The first week in our Social Role of Mass Media course the point was to discuss whether there is a social role for the mass media. This appears to be a moot point–yes, there is a social role for the mass media not only because it is everywhere, but also because the media and how it comports itself is integral to our democracy. Often I often I find myself driving this point about the media and democracy home to my high school journalism students. My argument goes something like this:
Our little experiment in democracy has not been around long and it will not be around much longer unless we take our role as citizens seriously. That means being informed. Our best shot at being informed is a free and responsible press. Just what does a free and responsible press mean? And how does a free and responsible press fill a role in a democracy?

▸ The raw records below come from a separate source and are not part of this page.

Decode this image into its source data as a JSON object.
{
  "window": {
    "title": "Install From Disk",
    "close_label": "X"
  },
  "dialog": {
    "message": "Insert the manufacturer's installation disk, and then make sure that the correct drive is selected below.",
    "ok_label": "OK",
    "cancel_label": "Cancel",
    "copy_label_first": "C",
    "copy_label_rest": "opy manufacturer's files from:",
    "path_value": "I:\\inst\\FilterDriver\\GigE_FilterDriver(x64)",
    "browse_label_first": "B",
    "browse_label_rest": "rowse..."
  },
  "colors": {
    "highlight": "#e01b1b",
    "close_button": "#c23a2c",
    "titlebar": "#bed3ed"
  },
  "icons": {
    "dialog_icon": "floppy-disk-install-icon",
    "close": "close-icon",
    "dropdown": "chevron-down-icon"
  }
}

Other questions follow. Ultimately, I make a confession. The press today is in trouble, and the ones to solve this problem will be the ones from their generation, if not someone sitting in class. While it may seem like a trick of rhetoric to engage them, to grab their attention, I am serious. I hope that get that.

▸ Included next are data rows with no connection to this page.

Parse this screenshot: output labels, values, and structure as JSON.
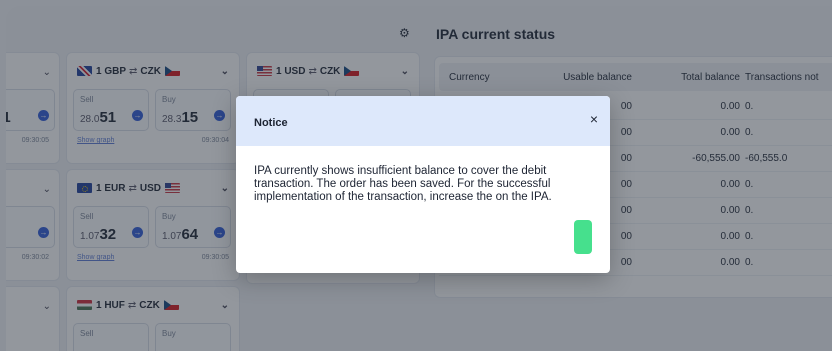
{
  "colors": {
    "accent": "#2e5bd8",
    "confirm_button": "#46e08d",
    "modal_header": "#dde8fb",
    "overlay": "#28303c"
  },
  "fx_cards": [
    {
      "pair_from": "1 GBP",
      "pair_to": "CZK",
      "from_flag": "gb-flag-icon",
      "to_flag": "cz-flag-icon",
      "sell_label": "Sell",
      "sell_prefix": "28.0",
      "sell_main": "51",
      "buy_label": "Buy",
      "buy_prefix": "28.3",
      "buy_main": "15",
      "graph_link": "Show graph",
      "time": "09:30:04"
    },
    {
      "pair_from": "1 USD",
      "pair_to": "CZK",
      "from_flag": "us-flag-icon",
      "to_flag": "cz-flag-icon"
    },
    {
      "pair_from": "1 EUR",
      "pair_to": "USD",
      "from_flag": "eu-flag-icon",
      "to_flag": "us-flag-icon",
      "sell_label": "Sell",
      "sell_prefix": "1.07",
      "sell_main": "32",
      "buy_label": "Buy",
      "buy_prefix": "1.07",
      "buy_main": "64",
      "graph_link": "Show graph",
      "time": "09:30:05"
    },
    {
      "pair_from": "1 HUF",
      "pair_to": "CZK",
      "from_flag": "hu-flag-icon",
      "to_flag": "cz-flag-icon",
      "sell_label": "Sell",
      "buy_label": "Buy"
    }
  ],
  "left_partial": {
    "row1_value": "51",
    "row1_time": "09:30:05",
    "row2_value": "5",
    "row2_time": "09:30:02"
  },
  "status": {
    "title": "IPA current status",
    "columns": [
      "Currency",
      "Usable balance",
      "Total balance",
      "Transactions not"
    ],
    "rows": [
      {
        "usable": "00",
        "total": "0.00",
        "trans": "0."
      },
      {
        "usable": "00",
        "total": "0.00",
        "trans": "0."
      },
      {
        "usable": "00",
        "total": "-60,555.00",
        "trans": "-60,555.0"
      },
      {
        "usable": "00",
        "total": "0.00",
        "trans": "0."
      },
      {
        "usable": "00",
        "total": "0.00",
        "trans": "0."
      },
      {
        "usable": "00",
        "total": "0.00",
        "trans": "0."
      },
      {
        "usable": "00",
        "total": "0.00",
        "trans": "0."
      }
    ]
  },
  "modal": {
    "title": "Notice",
    "close_label": "×",
    "message": "IPA currently shows insufficient balance to cover the debit transaction. The order has been saved. For the successful implementation of the transaction, increase the on the IPA.",
    "button_label": ""
  }
}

From there the extended conversation that follows for the next 20 weeks–one semester–takes them through the law, some ethics, and best practices. And in each of these units they hear again and again that the press’s role is vitality important to our success as a country and their success as individuals, but it is in trouble.

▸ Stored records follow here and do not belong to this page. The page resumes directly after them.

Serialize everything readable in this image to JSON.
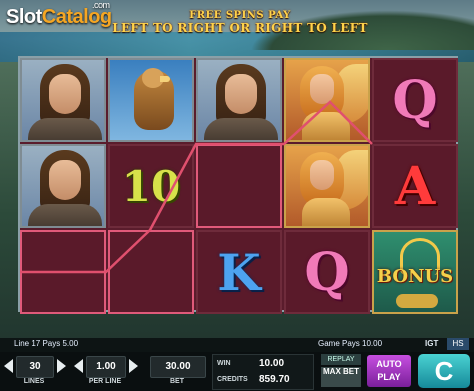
{
  "logo": {
    "slot": "Slot",
    "catalog": "Catalog",
    "suffix": ".com"
  },
  "banner": {
    "line1": "FREE SPINS PAY",
    "line2": "LEFT TO RIGHT OR RIGHT TO LEFT"
  },
  "reels": {
    "symbols": {
      "q": "Q",
      "k": "K",
      "a": "A",
      "ten": "10",
      "bonus": "BONUS"
    }
  },
  "info": {
    "line_win": "Line 17 Pays 5.00",
    "game_pays": "Game Pays 10.00",
    "igt": "IGT",
    "hs": "HS"
  },
  "controls": {
    "lines_value": "30",
    "lines_label": "LINES",
    "per_line_value": "1.00",
    "per_line_label": "PER LINE",
    "bet_value": "30.00",
    "bet_label": "BET",
    "win_label": "WIN",
    "win_value": "10.00",
    "credits_label": "CREDITS",
    "credits_value": "859.70",
    "replay_label": "REPLAY",
    "maxbet_label": "MAX BET",
    "autoplay_label": "AUTO PLAY",
    "spin_icon": "C"
  },
  "colors": {
    "payline": "#e0506e",
    "reel_bg": "#5a1c2c",
    "autoplay": "#b040d0",
    "spin": "#2ab0c0"
  }
}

Just one week into this course, I felt more capable of addressing some of the problems with the U.S. media in concrete ways than before.
And now in the second week, the material is richer still. Among the material on our reading list is this article from the Daily Kos website, “Stunning: Comparing U.S. & World Covers for TIME Magazine” by David Harris Gershon dated 23 Nov. 2011. Gershon lines up TIME covers from several of the different editions that appear across the globe in one week.
For instance, the week of 5 December 2011 covers from United States, Europe, Asia and South Pacific. The U.S. cover features “Why Anxiety is Good for You” in black against a light blue background. “Anxiety” is large and what catches the eye. A white character sketched in ink with a smile on his face and a red knotted bundle in his chest appears in the lower right corner. The other issues feature a photograph of a man in jeans, face covered by a black gas mask and fist raised in protest against a background of more protesters.
The problem, which Gershon addresses so well with images, is, how is it that the rest of the world gets “news” and U.S. readers get, well, a feel good story? No doubt what science has found out about anxiety that can help people warrants a story, but on the cover? I cannot wait to share this with my students to see what type of impression a choice like this makes. To ask them what an editorial decision likes this says about the editors who make the decision? To ask what those editors must think about America? To ask them, if they think there is a problem? To ask, what the social role of mass media with this type of mindset might be?
This line of questioning reminds me of two points from another item on our reading list: Notes on Four Theories of the Press found on David McHam’s Communication’s Law Center site. He writes “Mass media always takes on the form and coloration of the social and political structures within which the media operate” and “We understand governments — and the people who live within those governments — by understanding media.”
Keeping these two points in mind, I would ask my students what are these “social and political” entities “within which the media operate”? and what is it they understand about the government where they live? It sounds to me as if this might be a jumping off point for a rich discussion about the social role of mass media.